Lake Tahoe TMDL Forested Uplands

Project Elements

  • Evaluation of sediment source control practices
  • Statistical analysis of rainfall simulation data
  • Load reduction estimates for sediment and nutrients

Key Outcomes

  • Loading equations developed from extensive rainfall simulation dataset
  • Load reduction estimates for each sub-watershed and entire Tahoe Basin
  • Secured grant funding to conduct Total Maximum Daily Load (TMDL) implementation pilot study

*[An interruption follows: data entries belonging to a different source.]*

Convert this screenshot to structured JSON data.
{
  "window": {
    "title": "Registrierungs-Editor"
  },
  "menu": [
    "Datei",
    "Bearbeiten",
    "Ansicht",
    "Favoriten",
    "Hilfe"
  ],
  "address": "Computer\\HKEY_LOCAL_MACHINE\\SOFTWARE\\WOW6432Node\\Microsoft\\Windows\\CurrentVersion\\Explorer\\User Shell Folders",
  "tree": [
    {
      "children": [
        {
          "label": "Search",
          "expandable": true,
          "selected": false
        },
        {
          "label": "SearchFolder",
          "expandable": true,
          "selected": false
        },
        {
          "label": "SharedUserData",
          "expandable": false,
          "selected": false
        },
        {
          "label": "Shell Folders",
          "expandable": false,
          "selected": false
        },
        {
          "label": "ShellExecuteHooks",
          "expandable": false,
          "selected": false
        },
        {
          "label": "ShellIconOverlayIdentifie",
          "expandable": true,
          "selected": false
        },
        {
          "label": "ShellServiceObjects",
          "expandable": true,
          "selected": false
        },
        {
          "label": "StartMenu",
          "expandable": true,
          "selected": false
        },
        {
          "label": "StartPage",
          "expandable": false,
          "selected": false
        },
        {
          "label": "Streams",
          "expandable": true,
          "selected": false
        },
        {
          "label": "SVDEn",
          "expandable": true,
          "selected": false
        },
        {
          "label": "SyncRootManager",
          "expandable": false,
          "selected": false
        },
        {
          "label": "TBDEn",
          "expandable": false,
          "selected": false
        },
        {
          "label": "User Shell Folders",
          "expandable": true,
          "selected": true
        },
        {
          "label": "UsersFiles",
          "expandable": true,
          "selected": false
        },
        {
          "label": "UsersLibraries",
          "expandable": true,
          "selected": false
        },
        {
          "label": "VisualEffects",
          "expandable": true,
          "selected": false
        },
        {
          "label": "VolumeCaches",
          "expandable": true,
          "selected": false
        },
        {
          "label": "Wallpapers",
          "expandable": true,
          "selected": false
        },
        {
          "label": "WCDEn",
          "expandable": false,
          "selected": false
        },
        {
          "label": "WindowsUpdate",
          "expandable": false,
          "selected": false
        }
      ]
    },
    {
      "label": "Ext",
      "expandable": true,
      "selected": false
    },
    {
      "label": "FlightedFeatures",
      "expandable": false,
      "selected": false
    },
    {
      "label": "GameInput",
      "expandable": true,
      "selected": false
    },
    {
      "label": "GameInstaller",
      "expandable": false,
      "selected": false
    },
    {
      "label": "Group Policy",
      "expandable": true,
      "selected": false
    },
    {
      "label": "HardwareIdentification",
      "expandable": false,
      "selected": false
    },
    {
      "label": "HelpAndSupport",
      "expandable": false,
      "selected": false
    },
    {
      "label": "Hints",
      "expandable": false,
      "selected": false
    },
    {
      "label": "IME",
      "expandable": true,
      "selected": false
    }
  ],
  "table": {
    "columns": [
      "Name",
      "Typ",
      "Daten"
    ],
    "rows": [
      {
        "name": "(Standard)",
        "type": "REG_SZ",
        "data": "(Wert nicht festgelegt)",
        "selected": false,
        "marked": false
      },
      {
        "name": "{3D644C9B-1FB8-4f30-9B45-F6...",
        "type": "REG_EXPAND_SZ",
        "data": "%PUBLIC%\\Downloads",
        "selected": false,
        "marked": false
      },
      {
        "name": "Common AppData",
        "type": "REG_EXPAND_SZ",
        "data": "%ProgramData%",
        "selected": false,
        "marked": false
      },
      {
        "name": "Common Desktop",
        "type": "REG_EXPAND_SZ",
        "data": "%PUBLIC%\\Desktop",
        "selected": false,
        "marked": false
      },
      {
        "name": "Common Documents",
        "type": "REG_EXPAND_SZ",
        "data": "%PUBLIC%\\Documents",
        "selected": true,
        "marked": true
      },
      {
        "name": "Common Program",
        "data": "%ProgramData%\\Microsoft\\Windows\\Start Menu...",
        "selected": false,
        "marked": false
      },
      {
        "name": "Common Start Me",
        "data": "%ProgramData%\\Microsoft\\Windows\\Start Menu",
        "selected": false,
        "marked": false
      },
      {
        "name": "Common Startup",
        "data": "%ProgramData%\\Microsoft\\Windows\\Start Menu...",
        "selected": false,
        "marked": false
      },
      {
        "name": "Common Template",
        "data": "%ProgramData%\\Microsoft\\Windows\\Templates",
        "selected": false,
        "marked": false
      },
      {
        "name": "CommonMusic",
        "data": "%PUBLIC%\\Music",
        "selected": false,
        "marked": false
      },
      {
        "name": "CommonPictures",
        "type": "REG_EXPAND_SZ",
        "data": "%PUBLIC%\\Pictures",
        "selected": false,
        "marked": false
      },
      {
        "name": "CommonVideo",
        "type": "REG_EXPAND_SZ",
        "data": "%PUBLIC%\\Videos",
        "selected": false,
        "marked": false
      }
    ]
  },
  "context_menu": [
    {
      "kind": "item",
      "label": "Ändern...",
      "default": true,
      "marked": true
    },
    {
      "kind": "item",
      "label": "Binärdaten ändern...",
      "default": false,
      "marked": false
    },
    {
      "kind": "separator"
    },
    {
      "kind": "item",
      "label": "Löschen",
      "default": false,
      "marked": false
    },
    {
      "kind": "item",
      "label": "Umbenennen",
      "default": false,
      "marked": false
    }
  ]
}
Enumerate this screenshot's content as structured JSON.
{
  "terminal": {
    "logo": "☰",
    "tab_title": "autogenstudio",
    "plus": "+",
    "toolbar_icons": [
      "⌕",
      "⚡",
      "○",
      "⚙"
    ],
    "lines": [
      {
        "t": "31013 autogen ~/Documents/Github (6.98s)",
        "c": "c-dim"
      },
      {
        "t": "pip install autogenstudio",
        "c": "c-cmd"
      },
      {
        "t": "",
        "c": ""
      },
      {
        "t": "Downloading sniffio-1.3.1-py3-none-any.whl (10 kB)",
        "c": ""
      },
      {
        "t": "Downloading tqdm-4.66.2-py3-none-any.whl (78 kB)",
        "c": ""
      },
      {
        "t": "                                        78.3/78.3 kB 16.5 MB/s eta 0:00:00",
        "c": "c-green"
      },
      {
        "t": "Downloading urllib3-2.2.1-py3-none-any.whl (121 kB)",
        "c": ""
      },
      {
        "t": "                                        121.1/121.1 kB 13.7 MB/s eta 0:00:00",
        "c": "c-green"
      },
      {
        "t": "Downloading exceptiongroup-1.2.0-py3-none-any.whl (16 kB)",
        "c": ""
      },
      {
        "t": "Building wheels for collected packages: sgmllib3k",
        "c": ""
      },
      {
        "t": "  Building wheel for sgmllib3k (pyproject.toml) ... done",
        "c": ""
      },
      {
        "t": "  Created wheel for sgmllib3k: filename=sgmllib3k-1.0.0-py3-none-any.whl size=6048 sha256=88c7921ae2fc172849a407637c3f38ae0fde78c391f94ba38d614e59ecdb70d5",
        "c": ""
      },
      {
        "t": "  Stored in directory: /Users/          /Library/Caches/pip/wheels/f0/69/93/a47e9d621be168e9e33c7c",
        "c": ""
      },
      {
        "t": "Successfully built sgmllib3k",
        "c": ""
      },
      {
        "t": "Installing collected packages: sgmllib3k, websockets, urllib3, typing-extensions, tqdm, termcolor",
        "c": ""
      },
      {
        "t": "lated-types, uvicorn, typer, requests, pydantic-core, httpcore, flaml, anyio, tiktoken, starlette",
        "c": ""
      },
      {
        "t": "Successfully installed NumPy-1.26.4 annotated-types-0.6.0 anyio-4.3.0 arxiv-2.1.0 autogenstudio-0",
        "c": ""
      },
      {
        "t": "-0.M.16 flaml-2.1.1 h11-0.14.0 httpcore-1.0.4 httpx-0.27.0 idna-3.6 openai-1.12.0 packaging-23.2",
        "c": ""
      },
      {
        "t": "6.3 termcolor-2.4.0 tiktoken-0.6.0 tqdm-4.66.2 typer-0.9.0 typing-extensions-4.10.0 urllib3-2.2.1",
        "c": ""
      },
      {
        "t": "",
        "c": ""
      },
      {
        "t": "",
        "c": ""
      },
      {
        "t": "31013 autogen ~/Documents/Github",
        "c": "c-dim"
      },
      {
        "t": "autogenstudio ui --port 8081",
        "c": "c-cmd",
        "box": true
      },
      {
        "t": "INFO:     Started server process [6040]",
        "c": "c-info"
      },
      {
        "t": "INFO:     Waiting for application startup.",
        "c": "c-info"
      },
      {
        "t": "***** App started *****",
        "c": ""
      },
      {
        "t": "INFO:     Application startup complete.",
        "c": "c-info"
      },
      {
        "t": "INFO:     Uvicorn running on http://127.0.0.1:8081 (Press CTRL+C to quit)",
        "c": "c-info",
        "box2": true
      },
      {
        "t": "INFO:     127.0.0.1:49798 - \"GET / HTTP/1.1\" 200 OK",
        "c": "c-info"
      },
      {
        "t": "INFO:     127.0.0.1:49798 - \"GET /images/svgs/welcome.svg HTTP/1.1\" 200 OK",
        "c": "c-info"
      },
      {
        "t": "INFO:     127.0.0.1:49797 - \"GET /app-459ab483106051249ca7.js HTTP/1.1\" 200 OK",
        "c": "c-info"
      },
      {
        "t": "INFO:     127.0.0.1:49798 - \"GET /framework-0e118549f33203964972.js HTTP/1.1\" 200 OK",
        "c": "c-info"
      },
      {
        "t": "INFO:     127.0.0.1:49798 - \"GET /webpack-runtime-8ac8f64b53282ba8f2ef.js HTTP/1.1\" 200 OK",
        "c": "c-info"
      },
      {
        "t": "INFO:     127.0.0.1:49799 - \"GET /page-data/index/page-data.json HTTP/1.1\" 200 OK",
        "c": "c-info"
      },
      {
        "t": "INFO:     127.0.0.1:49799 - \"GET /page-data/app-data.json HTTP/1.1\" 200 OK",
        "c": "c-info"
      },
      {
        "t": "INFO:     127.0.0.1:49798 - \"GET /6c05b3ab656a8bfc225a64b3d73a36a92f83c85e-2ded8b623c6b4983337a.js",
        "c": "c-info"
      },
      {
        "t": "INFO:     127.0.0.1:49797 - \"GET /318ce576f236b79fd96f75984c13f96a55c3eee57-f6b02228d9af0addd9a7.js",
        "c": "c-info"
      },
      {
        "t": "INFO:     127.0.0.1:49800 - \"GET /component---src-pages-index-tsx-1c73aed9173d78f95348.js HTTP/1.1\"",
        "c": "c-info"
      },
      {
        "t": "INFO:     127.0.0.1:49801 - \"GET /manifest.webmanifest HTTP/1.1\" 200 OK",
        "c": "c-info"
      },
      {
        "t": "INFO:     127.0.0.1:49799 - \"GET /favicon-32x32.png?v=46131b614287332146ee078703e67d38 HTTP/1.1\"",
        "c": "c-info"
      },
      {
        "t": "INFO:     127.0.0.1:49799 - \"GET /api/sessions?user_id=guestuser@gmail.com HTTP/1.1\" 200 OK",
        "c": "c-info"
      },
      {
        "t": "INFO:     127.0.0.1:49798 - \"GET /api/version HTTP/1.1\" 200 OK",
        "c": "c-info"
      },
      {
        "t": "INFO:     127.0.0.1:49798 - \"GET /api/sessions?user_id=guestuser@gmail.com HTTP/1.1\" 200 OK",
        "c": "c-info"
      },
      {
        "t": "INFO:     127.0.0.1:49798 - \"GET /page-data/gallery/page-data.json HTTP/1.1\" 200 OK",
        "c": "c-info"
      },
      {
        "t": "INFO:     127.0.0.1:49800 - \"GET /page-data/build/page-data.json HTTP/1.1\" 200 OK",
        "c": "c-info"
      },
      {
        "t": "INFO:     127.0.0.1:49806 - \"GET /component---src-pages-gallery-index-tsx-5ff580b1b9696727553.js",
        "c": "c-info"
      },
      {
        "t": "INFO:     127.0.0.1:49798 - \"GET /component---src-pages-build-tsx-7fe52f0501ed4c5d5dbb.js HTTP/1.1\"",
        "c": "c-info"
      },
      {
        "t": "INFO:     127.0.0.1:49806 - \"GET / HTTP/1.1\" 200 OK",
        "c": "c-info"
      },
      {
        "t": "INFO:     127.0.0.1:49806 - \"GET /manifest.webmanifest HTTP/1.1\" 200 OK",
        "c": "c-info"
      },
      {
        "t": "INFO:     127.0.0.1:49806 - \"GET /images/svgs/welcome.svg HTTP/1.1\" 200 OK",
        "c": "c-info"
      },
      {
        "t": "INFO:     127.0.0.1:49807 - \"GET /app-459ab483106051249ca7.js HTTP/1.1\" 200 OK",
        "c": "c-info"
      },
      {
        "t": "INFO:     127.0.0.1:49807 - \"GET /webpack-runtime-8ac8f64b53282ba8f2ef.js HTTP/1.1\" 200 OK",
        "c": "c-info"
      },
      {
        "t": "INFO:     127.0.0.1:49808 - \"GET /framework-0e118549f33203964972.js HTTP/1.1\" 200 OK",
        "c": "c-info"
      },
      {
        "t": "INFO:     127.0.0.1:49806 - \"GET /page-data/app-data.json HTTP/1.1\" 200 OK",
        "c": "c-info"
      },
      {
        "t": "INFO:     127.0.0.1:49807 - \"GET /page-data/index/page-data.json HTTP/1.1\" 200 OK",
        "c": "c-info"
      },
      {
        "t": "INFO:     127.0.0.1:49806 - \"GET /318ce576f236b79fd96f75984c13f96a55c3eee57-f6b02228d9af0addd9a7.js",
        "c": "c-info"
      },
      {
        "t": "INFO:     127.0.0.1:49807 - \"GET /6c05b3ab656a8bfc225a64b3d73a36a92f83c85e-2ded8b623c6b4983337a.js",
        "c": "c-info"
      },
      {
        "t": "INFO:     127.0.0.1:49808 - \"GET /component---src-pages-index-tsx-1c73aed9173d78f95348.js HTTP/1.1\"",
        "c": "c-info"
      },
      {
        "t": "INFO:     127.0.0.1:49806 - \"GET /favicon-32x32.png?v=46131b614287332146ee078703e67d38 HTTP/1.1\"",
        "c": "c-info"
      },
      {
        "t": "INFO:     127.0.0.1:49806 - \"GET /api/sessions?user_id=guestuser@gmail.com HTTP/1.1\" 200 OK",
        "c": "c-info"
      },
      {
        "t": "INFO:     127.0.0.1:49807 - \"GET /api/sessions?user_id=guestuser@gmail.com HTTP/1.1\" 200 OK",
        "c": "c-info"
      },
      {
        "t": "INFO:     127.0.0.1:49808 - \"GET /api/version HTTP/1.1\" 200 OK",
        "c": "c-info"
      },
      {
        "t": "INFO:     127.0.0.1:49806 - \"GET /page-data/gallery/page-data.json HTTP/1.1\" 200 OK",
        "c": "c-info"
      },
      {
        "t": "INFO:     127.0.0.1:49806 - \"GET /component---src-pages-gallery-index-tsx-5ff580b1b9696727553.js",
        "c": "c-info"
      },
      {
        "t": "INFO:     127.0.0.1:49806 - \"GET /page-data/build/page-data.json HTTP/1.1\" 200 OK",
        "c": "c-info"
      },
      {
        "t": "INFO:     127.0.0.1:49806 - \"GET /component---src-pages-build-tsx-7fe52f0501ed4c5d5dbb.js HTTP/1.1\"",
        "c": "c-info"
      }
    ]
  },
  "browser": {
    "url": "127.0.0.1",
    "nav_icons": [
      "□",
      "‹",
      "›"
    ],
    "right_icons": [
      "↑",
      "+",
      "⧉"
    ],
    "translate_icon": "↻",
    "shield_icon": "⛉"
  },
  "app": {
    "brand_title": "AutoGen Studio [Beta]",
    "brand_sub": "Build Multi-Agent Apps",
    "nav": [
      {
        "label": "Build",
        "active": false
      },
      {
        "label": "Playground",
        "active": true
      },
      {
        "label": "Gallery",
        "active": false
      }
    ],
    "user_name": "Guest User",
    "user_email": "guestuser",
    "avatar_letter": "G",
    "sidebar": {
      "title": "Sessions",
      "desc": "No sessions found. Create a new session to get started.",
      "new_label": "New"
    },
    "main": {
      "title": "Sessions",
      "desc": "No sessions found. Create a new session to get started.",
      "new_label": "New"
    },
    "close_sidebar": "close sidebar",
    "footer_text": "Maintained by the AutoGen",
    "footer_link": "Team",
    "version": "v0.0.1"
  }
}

Integrated Environmental Restoration Services (IERS) was selected by the Lahontan Regional Water Quality Control Board, Tahoe Regional Planning Agency, and Nevada Division of Environmental Protection to develop a technical approach for estimating sediment and nutrient load reductions associated with a variety of upland restoration treatments and forest management practices for forested uplands in the Lake Tahoe Basin. This project was part of the effort to establish a Total Maximum Daily Load (TMDL) for the Lake Tahoe Basin, which is setting water quality targets and developing an implementation strategy that will guide restoration projects in the Basin for many years to come.

IERS collaborated with Dr. Mark Grismer from U.C. Davis to analyze a large dataset of field-measured runoff and sediment yield values derived from extensive rainfall simulation research throughout the Tahoe Basin. Regression equations were developed to estimate sediment loading for various soil conditions and levels of treatment. The results of this work were used in further TMDL modeling efforts to determine potential reductions in fine sediment loading possible through upland restoration and to guide policymakers in prioritizing sediment reduction efforts.

In April 2008, IERS secured a grant from the California State Water Quality Control Board to conduct a TMDL implementation pilot study in the highly disturbed Homewood Creek watershed on the west shore of Lake Tahoe in order to strengthen TMDL implementation throughout the Tahoe Basin.